Scientists have identified a new species of African monkey with distinct coloring that differentiates it from other species. The new primate species now scientifically named Cercopithecus lomamiensis was first found by a research team during their field surveys in a remote area of the middle Lomami Basin between Tshuapa, Lomami and Lualaba Rivers in central Democratic Republic of Congo.
The species is locally known as "Lesula" and was first seen by researchers in captivity in 2007 with a schoolgirl in the town of Opala who had it as a pet.
"We never expected to find a new species there.. Right away I saw that this was something different.
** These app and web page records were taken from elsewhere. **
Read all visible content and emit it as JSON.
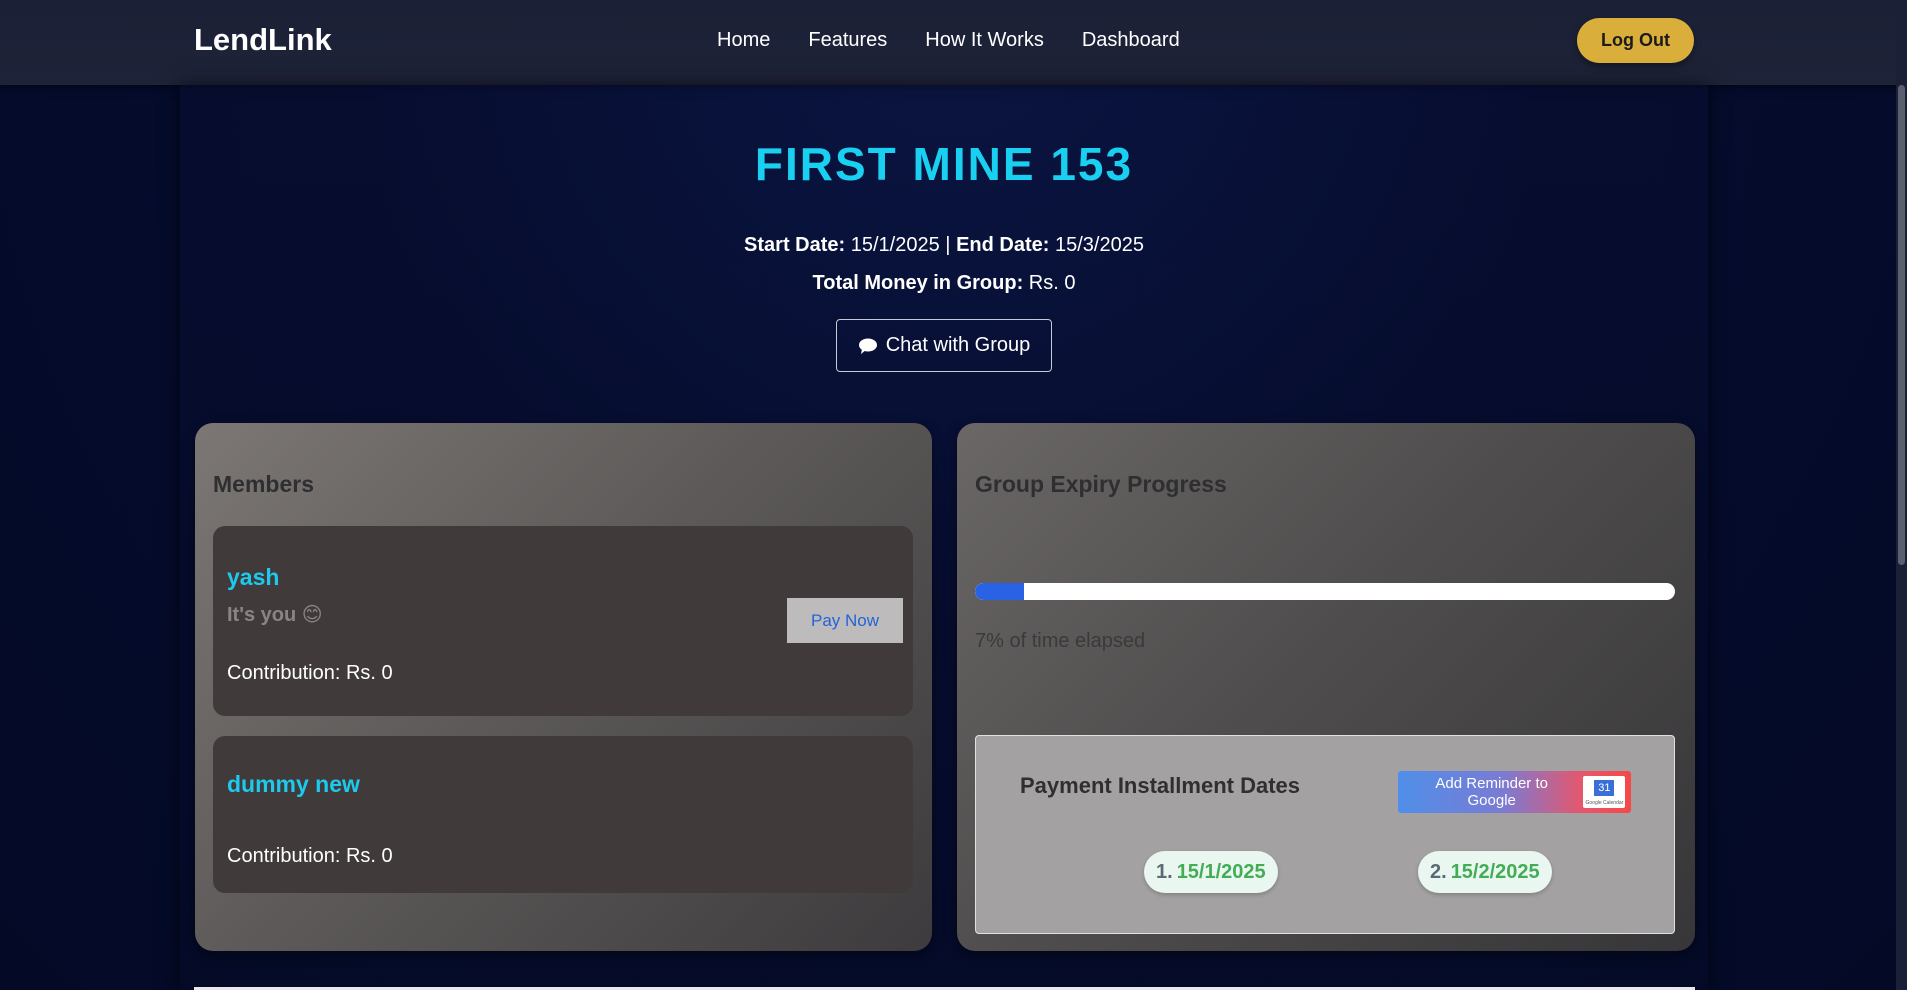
{
  "nav": {
    "brand": "LendLink",
    "links": [
      "Home",
      "Features",
      "How It Works",
      "Dashboard"
    ],
    "logout": "Log Out"
  },
  "group": {
    "title": "FIRST MINE 153",
    "start_label": "Start Date:",
    "start_value": "15/1/2025",
    "separator": "|",
    "end_label": "End Date:",
    "end_value": "15/3/2025",
    "total_label": "Total Money in Group:",
    "total_value": "Rs. 0",
    "chat_label": "Chat with Group"
  },
  "members": {
    "heading": "Members",
    "list": [
      {
        "name": "yash",
        "note": "It's you 😊",
        "contribution": "Contribution: Rs. 0",
        "action": "Pay Now"
      },
      {
        "name": "dummy new",
        "contribution": "Contribution: Rs. 0"
      }
    ]
  },
  "progress": {
    "heading": "Group Expiry Progress",
    "percent": 7,
    "text": "7% of time elapsed"
  },
  "installments": {
    "heading": "Payment Installment Dates",
    "reminder_label": "Add Reminder to Google",
    "cal_icon_day": "31",
    "cal_icon_caption": "Google Calendar",
    "dates": [
      {
        "num": "1.",
        "date": "15/1/2025"
      },
      {
        "num": "2.",
        "date": "15/2/2025"
      }
    ]
  },
  "colors": {
    "accent": "#19d0f0",
    "logout_bg": "#d9ae3a",
    "progress_fill": "#2a62e6",
    "date_green": "#42ad54"
  }
}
It looked a bit like a monkey from much further east, but the coloring was so different and the range was so different," said Dr. John A. Hart lead scientist and researcher with the Lukuru Foundation, a wildlife research group, who identified the species.
Hart, along with his wife and fellow researcher Terese Hart, and his team of field researchers were on a research expedition to Africa's remote Lomami forest, when the team unexpectedly came across the unusual looking monkey species.
The owl-faced monkey has a blond chin and upper chest with dark limbs and a reddish color on the lower back which make it quite different from other monkey species. Researchers said that its unusual coloring made them suspect that the species was something new.
"And adult males have a huge bare patch of skin in the buttocks, testicles and perianal area. It's a brilliant blue, really pretty spectacular," said Hart.
In a report published in the journal PLoS One, Hart said that the Lesula is only the second new species of African monkey to be discovered in the past 28 years. The Lesula has a mane of long grizzled blond hairs, framing a protruding pale, naked face and muzzle, with a variably distinct cream-colored vertical nose stripe.
One of the portrait photos taken by the researchers depicts a female Lesula with amazing human-like eyes and a remarkably melancholic expression.
The researchers, having observed the species for the past five years both in captivity and in the wild, say the analyzed DNA samples confirm the Lesula's genetic distinction from that of other species.
The Lesula monkeys live in the remote forests of central Congo and are well-known to local hunters. The Lesula is hunted upon by humans and also wild animals and big birds of prey such as eagles. The Lesula are already considered "vulnerable" as the locals hunt them for food or to sell to the bush-meat trade, thereby endangering their existence.
The husband-wife team are now raising funds to to launch a conservation project to protect the newly found species.